Start of The input
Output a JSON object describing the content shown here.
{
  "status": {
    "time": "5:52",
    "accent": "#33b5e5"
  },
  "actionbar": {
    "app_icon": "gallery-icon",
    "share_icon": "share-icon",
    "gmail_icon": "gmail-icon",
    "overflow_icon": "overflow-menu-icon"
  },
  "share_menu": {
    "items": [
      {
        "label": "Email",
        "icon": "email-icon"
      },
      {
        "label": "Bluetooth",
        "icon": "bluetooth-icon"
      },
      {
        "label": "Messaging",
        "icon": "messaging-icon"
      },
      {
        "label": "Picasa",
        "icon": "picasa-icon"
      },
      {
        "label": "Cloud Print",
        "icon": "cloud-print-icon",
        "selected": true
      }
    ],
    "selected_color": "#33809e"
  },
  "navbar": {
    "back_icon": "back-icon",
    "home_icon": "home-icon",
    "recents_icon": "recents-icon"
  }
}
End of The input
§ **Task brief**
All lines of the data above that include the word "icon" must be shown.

§ **Result**
    "app_icon": "gallery-icon",
    "share_icon": "share-icon",
    "gmail_icon": "gmail-icon",
    "overflow_icon": "overflow-menu-icon"
        "icon": "email-icon"
        "icon": "bluetooth-icon"
        "icon": "messaging-icon"
        "icon": "picasa-icon"
        "icon": "cloud-print-icon",
    "back_icon": "back-icon",
    "home_icon": "home-icon",
    "recents_icon": "recents-icon"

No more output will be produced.